Instructions to follow —
Your copy should repeat the data that follows exactly and contain no image.

Data for the task —
.....
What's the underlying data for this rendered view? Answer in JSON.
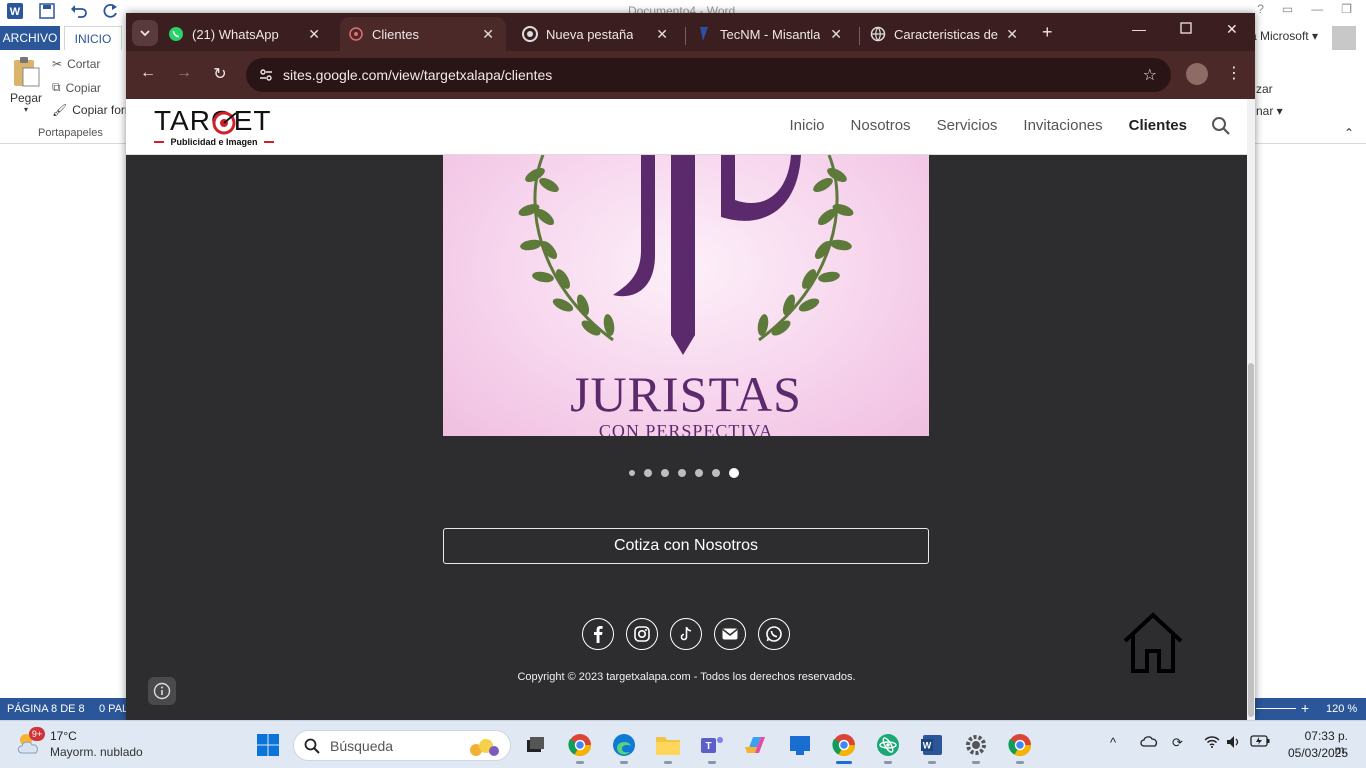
{
  "word": {
    "title": "Documento4 - Word",
    "tab_archivo": "ARCHIVO",
    "tab_inicio": "INICIO",
    "account": "a Microsoft",
    "ribbon": {
      "paste": "Pegar",
      "cut": "Cortar",
      "copy": "Copiar",
      "format_painter": "Copiar forr",
      "group_label": "Portapapeles",
      "right1": "zar",
      "right2": "nar"
    },
    "status": {
      "page": "PÁGINA 8 DE 8",
      "words": "0 PAL",
      "zoom": "120 %"
    }
  },
  "chrome": {
    "tabs": [
      {
        "label": "(21) WhatsApp",
        "icon": "whatsapp-icon"
      },
      {
        "label": "Clientes",
        "icon": "target-favicon",
        "active": true
      },
      {
        "label": "Nueva pestaña",
        "icon": "chrome-icon"
      },
      {
        "label": "TecNM - Misantla",
        "icon": "tecnm-icon"
      },
      {
        "label": "Caracteristicas de p",
        "icon": "globe-icon"
      }
    ],
    "url": "sites.google.com/view/targetxalapa/clientes"
  },
  "site": {
    "logo_title": "TARGET",
    "logo_sub": "Publicidad e Imagen",
    "nav": [
      {
        "label": "Inicio"
      },
      {
        "label": "Nosotros"
      },
      {
        "label": "Servicios"
      },
      {
        "label": "Invitaciones"
      },
      {
        "label": "Clientes",
        "active": true
      }
    ],
    "slide": {
      "title": "JURISTAS",
      "subtitle": "CON PERSPECTIVA",
      "dots_total": 7,
      "dots_active_index": 6
    },
    "cta": "Cotiza con Nosotros",
    "socials": [
      "facebook-icon",
      "instagram-icon",
      "tiktok-icon",
      "email-icon",
      "whatsapp-icon"
    ],
    "copyright": "Copyright © 2023 targetxalapa.com - Todos los derechos reservados."
  },
  "taskbar": {
    "weather_badge": "9+",
    "weather_temp": "17°C",
    "weather_desc": "Mayorm. nublado",
    "search_placeholder": "Búsqueda",
    "time": "07:33 p. m.",
    "date": "05/03/2025"
  },
  "colors": {
    "word_blue": "#2b579a",
    "chrome_frame": "#3b1e20",
    "chrome_toolbar": "#4b2929",
    "site_bg": "#2d2d2f",
    "slide_text": "#5b2a6d",
    "laurel": "#5d7a3a",
    "logo_red": "#d0202a"
  }
}
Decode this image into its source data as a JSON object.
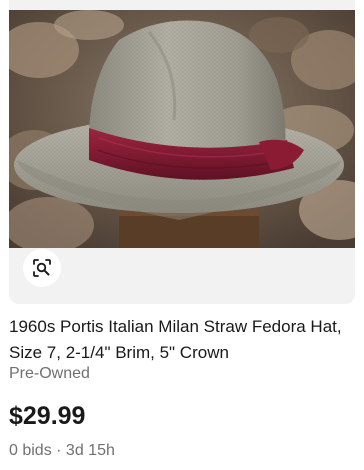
{
  "listing": {
    "title": "1960s Portis Italian Milan Straw Fedora Hat, Size 7, 2-1/4\" Brim, 5\" Crown",
    "condition": "Pre-Owned",
    "price": "$29.99",
    "bids": "0 bids",
    "separator": " · ",
    "time_left": "3d 15h"
  },
  "icons": {
    "visual_search": "visual-search-icon",
    "watch": "heart-icon"
  },
  "colors": {
    "text_primary": "#191919",
    "text_secondary": "#707070",
    "hat_band": "#8a1b32",
    "image_bg": "#f2f2f2"
  }
}
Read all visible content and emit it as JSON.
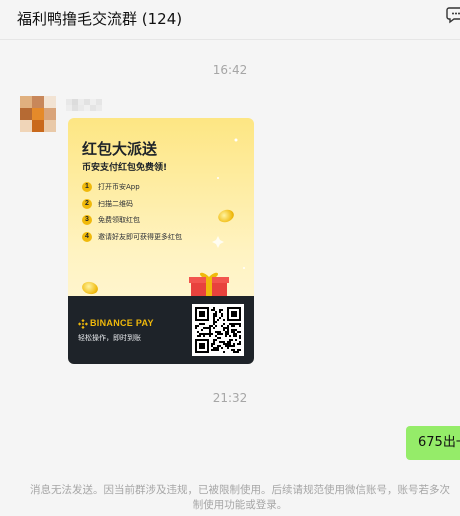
{
  "header": {
    "chat_title": "福利鸭撸毛交流群 (124)"
  },
  "messages": {
    "time_1": "16:42",
    "time_2": "21:32",
    "my_message": "675出一"
  },
  "card": {
    "title": "红包大派送",
    "subtitle": "币安支付红包免费领!",
    "steps": [
      {
        "num": "1",
        "text": "打开币安App"
      },
      {
        "num": "2",
        "text": "扫描二维码"
      },
      {
        "num": "3",
        "text": "免费领取红包"
      },
      {
        "num": "4",
        "text": "邀请好友即可获得更多红包"
      }
    ],
    "brand": "BINANCE PAY",
    "tagline": "轻松操作，即时到账",
    "accent_color": "#f0b90b",
    "dark_color": "#1e2329"
  },
  "notice": {
    "line_1": "消息无法发送。因当前群涉及违规，已被限制使用。后续请规范使用微信账号，账号若多次",
    "line_2": "制使用功能或登录。"
  },
  "colors": {
    "background": "#f5f5f5",
    "my_bubble": "#95ec69",
    "timestamp": "#a6a6a6"
  }
}
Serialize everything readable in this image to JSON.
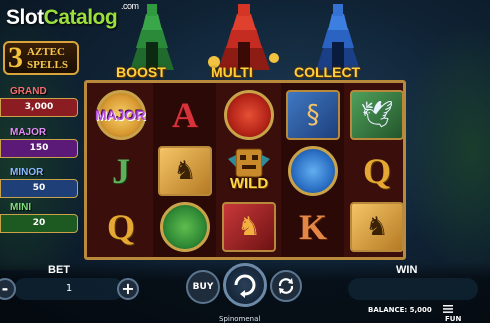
{
  "watermark": {
    "part1": "Slot",
    "part2": "Catalog",
    "suffix": ".com"
  },
  "game_logo": {
    "number": "3",
    "line1": "AZTEC",
    "line2": "SPELLS"
  },
  "jackpots": [
    {
      "label": "GRAND",
      "value": "3,000",
      "color": "#d8353a",
      "label_color": "#f36e6e"
    },
    {
      "label": "MAJOR",
      "value": "150",
      "color": "#8d2fb0",
      "label_color": "#e28cf5"
    },
    {
      "label": "MINOR",
      "value": "50",
      "color": "#2f64b8",
      "label_color": "#8ab9ff"
    },
    {
      "label": "MINI",
      "value": "20",
      "color": "#2f8a34",
      "label_color": "#7ee07a"
    }
  ],
  "features": [
    {
      "label": "BOOST",
      "color": "#2b8a3a"
    },
    {
      "label": "MULTI",
      "color": "#c42c22"
    },
    {
      "label": "COLLECT",
      "color": "#2a63c2"
    }
  ],
  "reels": {
    "cells": [
      [
        "disc-gold-major",
        "letter-j",
        "letter-q"
      ],
      [
        "letter-a",
        "tile-gold-monkey",
        "disc-green"
      ],
      [
        "disc-red",
        "wild",
        "tile-red-jaguar"
      ],
      [
        "tile-blue-serpent",
        "disc-blue",
        "letter-k"
      ],
      [
        "tile-green-bird",
        "letter-q",
        "tile-gold-monkey"
      ]
    ],
    "letters": {
      "a": "A",
      "j": "J",
      "q": "Q",
      "k": "K"
    },
    "major_text": "MAJOR",
    "wild_text": "WILD"
  },
  "controls": {
    "bet_label": "BET",
    "bet_value": "1",
    "minus": "-",
    "plus": "+",
    "buy_label": "BUY",
    "win_label": "WIN",
    "balance_text": "BALANCE: 5,000",
    "mode_text": "FUN",
    "provider": "Spinomenal"
  },
  "icons": [
    "spin-icon",
    "autoplay-icon",
    "menu-icon",
    "pyramid-icon"
  ]
}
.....
Reply —
What's the underlying data for this rendered view? Answer in JSON.
{
  "word": {
    "title": "Documento4 - Word",
    "tab_archivo": "ARCHIVO",
    "tab_inicio": "INICIO",
    "account": "a Microsoft",
    "ribbon": {
      "paste": "Pegar",
      "cut": "Cortar",
      "copy": "Copiar",
      "format_painter": "Copiar forr",
      "group_label": "Portapapeles",
      "right1": "zar",
      "right2": "nar"
    },
    "status": {
      "page": "PÁGINA 8 DE 8",
      "words": "0 PAL",
      "zoom": "120 %"
    }
  },
  "chrome": {
    "tabs": [
      {
        "label": "(21) WhatsApp",
        "icon": "whatsapp-icon"
      },
      {
        "label": "Clientes",
        "icon": "target-favicon",
        "active": true
      },
      {
        "label": "Nueva pestaña",
        "icon": "chrome-icon"
      },
      {
        "label": "TecNM - Misantla",
        "icon": "tecnm-icon"
      },
      {
        "label": "Caracteristicas de p",
        "icon": "globe-icon"
      }
    ],
    "url": "sites.google.com/view/targetxalapa/clientes"
  },
  "site": {
    "logo_title": "TARGET",
    "logo_sub": "Publicidad e Imagen",
    "nav": [
      {
        "label": "Inicio"
      },
      {
        "label": "Nosotros"
      },
      {
        "label": "Servicios"
      },
      {
        "label": "Invitaciones"
      },
      {
        "label": "Clientes",
        "active": true
      }
    ],
    "slide": {
      "title": "JURISTAS",
      "subtitle": "CON PERSPECTIVA",
      "dots_total": 7,
      "dots_active_index": 6
    },
    "cta": "Cotiza con Nosotros",
    "socials": [
      "facebook-icon",
      "instagram-icon",
      "tiktok-icon",
      "email-icon",
      "whatsapp-icon"
    ],
    "copyright": "Copyright © 2023 targetxalapa.com - Todos los derechos reservados."
  },
  "taskbar": {
    "weather_badge": "9+",
    "weather_temp": "17°C",
    "weather_desc": "Mayorm. nublado",
    "search_placeholder": "Búsqueda",
    "time": "07:33 p. m.",
    "date": "05/03/2025"
  },
  "colors": {
    "word_blue": "#2b579a",
    "chrome_frame": "#3b1e20",
    "chrome_toolbar": "#4b2929",
    "site_bg": "#2d2d2f",
    "slide_text": "#5b2a6d",
    "laurel": "#5d7a3a",
    "logo_red": "#d0202a"
  }
}
Decode this image into its source data as a JSON object.
{
  "listing": {
    "title": "1960s Portis Italian Milan Straw Fedora Hat, Size 7, 2-1/4\" Brim, 5\" Crown",
    "condition": "Pre-Owned",
    "price": "$29.99",
    "bids": "0 bids",
    "separator": " · ",
    "time_left": "3d 15h"
  },
  "icons": {
    "visual_search": "visual-search-icon",
    "watch": "heart-icon"
  },
  "colors": {
    "text_primary": "#191919",
    "text_secondary": "#707070",
    "hat_band": "#8a1b32",
    "image_bg": "#f2f2f2"
  }
}
Read all visible content and emit it as JSON.
{
  "header": {
    "chat_title": "福利鸭撸毛交流群 (124)"
  },
  "messages": {
    "time_1": "16:42",
    "time_2": "21:32",
    "my_message": "675出一"
  },
  "card": {
    "title": "红包大派送",
    "subtitle": "币安支付红包免费领!",
    "steps": [
      {
        "num": "1",
        "text": "打开币安App"
      },
      {
        "num": "2",
        "text": "扫描二维码"
      },
      {
        "num": "3",
        "text": "免费领取红包"
      },
      {
        "num": "4",
        "text": "邀请好友即可获得更多红包"
      }
    ],
    "brand": "BINANCE PAY",
    "tagline": "轻松操作，即时到账",
    "accent_color": "#f0b90b",
    "dark_color": "#1e2329"
  },
  "notice": {
    "line_1": "消息无法发送。因当前群涉及违规，已被限制使用。后续请规范使用微信账号，账号若多次",
    "line_2": "制使用功能或登录。"
  },
  "colors": {
    "background": "#f5f5f5",
    "my_bubble": "#95ec69",
    "timestamp": "#a6a6a6"
  }
}
Serialize everything readable in this image to JSON.
{
  "watermark": {
    "part1": "Slot",
    "part2": "Catalog",
    "suffix": ".com"
  },
  "game_logo": {
    "number": "3",
    "line1": "AZTEC",
    "line2": "SPELLS"
  },
  "jackpots": [
    {
      "label": "GRAND",
      "value": "3,000",
      "color": "#d8353a",
      "label_color": "#f36e6e"
    },
    {
      "label": "MAJOR",
      "value": "150",
      "color": "#8d2fb0",
      "label_color": "#e28cf5"
    },
    {
      "label": "MINOR",
      "value": "50",
      "color": "#2f64b8",
      "label_color": "#8ab9ff"
    },
    {
      "label": "MINI",
      "value": "20",
      "color": "#2f8a34",
      "label_color": "#7ee07a"
    }
  ],
  "features": [
    {
      "label": "BOOST",
      "color": "#2b8a3a"
    },
    {
      "label": "MULTI",
      "color": "#c42c22"
    },
    {
      "label": "COLLECT",
      "color": "#2a63c2"
    }
  ],
  "reels": {
    "cells": [
      [
        "disc-gold-major",
        "letter-j",
        "letter-q"
      ],
      [
        "letter-a",
        "tile-gold-monkey",
        "disc-green"
      ],
      [
        "disc-red",
        "wild",
        "tile-red-jaguar"
      ],
      [
        "tile-blue-serpent",
        "disc-blue",
        "letter-k"
      ],
      [
        "tile-green-bird",
        "letter-q",
        "tile-gold-monkey"
      ]
    ],
    "letters": {
      "a": "A",
      "j": "J",
      "q": "Q",
      "k": "K"
    },
    "major_text": "MAJOR",
    "wild_text": "WILD"
  },
  "controls": {
    "bet_label": "BET",
    "bet_value": "1",
    "minus": "-",
    "plus": "+",
    "buy_label": "BUY",
    "win_label": "WIN",
    "balance_text": "BALANCE: 5,000",
    "mode_text": "FUN",
    "provider": "Spinomenal"
  },
  "icons": [
    "spin-icon",
    "autoplay-icon",
    "menu-icon",
    "pyramid-icon"
  ]
}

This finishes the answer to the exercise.